Web page and app entries:
* * * * * * * * *
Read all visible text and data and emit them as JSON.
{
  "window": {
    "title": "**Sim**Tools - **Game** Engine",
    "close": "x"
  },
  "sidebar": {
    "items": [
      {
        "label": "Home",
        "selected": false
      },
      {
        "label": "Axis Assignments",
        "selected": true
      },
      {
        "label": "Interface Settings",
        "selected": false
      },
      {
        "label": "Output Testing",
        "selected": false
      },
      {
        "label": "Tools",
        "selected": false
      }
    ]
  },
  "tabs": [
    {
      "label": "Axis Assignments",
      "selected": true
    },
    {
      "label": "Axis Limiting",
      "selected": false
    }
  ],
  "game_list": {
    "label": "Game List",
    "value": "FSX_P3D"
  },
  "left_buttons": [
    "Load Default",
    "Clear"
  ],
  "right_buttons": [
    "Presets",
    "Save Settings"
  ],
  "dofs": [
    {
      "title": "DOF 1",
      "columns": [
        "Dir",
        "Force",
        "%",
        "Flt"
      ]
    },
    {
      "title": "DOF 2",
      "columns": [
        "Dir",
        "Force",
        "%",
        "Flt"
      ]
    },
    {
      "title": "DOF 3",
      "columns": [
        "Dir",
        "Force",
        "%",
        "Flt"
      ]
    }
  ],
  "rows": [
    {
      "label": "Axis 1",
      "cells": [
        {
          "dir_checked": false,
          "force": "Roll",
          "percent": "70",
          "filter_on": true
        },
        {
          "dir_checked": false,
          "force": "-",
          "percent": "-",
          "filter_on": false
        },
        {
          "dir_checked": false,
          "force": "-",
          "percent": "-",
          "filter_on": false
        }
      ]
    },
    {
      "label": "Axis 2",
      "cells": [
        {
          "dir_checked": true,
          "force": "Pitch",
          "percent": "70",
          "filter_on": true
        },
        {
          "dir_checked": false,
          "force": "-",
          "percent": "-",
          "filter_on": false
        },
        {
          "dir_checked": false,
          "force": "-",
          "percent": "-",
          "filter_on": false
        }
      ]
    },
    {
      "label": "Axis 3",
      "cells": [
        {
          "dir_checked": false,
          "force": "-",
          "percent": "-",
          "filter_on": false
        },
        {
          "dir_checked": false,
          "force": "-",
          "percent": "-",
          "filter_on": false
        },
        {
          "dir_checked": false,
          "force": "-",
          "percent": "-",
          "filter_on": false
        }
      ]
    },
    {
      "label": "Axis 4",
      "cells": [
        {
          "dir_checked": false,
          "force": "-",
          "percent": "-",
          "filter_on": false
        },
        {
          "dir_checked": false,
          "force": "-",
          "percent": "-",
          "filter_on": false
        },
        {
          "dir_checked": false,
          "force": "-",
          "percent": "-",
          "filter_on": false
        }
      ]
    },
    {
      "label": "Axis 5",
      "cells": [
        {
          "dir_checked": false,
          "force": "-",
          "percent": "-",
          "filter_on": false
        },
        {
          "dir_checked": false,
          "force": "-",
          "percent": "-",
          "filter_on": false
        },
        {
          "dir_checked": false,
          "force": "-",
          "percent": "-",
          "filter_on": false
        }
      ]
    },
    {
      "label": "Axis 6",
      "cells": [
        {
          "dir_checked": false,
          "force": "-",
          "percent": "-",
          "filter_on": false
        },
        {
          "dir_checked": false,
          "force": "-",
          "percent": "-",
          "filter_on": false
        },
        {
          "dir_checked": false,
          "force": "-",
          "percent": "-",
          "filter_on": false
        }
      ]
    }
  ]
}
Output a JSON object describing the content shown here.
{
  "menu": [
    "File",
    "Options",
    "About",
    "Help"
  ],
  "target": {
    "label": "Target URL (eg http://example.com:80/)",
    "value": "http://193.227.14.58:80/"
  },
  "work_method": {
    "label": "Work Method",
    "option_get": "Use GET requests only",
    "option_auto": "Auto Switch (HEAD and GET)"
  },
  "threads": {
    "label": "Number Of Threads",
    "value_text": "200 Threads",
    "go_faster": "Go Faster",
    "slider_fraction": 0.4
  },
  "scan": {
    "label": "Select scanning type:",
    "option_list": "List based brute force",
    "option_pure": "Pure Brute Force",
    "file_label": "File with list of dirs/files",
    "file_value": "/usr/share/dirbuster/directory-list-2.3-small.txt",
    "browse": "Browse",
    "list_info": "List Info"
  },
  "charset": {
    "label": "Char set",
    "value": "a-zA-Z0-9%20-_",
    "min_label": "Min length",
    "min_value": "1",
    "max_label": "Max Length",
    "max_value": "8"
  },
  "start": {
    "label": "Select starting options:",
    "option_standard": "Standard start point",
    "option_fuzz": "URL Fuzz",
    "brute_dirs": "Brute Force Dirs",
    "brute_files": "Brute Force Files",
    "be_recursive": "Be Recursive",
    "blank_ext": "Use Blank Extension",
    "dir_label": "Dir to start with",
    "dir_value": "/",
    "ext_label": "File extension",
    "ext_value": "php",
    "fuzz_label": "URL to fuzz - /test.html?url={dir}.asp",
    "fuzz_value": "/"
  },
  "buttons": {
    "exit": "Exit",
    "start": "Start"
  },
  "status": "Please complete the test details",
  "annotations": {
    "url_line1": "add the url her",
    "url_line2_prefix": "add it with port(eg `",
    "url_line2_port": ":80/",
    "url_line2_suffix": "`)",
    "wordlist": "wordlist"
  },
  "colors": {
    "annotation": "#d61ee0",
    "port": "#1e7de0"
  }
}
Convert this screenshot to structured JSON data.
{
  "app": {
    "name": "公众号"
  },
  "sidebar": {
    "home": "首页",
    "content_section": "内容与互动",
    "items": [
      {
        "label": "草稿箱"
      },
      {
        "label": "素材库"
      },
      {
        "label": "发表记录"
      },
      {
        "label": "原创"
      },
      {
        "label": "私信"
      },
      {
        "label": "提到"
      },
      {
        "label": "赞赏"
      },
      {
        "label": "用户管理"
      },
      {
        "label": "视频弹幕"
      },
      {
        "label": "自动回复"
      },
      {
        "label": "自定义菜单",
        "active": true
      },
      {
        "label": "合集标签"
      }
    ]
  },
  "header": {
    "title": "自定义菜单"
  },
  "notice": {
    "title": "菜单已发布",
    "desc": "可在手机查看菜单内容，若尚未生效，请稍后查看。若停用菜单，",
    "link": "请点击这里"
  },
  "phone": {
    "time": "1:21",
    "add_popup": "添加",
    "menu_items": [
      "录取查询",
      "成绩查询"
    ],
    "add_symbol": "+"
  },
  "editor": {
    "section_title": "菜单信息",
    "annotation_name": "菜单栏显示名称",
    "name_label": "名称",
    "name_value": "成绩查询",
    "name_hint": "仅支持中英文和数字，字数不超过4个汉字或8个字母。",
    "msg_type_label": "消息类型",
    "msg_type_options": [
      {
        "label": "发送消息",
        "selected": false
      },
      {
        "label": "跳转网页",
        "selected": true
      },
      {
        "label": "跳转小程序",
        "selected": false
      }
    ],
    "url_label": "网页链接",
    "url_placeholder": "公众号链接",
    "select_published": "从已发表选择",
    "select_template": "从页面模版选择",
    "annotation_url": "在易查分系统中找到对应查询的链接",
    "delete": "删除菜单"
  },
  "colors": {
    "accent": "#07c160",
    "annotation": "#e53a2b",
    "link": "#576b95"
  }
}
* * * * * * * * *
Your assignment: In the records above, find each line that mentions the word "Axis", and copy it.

Reply:
        "label": "Axis Assignments",
      "label": "Axis Assignments",
      "label": "Axis Limiting",
      "label": "Axis 1",
      "label": "Axis 2",
      "label": "Axis 3",
      "label": "Axis 4",
      "label": "Axis 5",
      "label": "Axis 6",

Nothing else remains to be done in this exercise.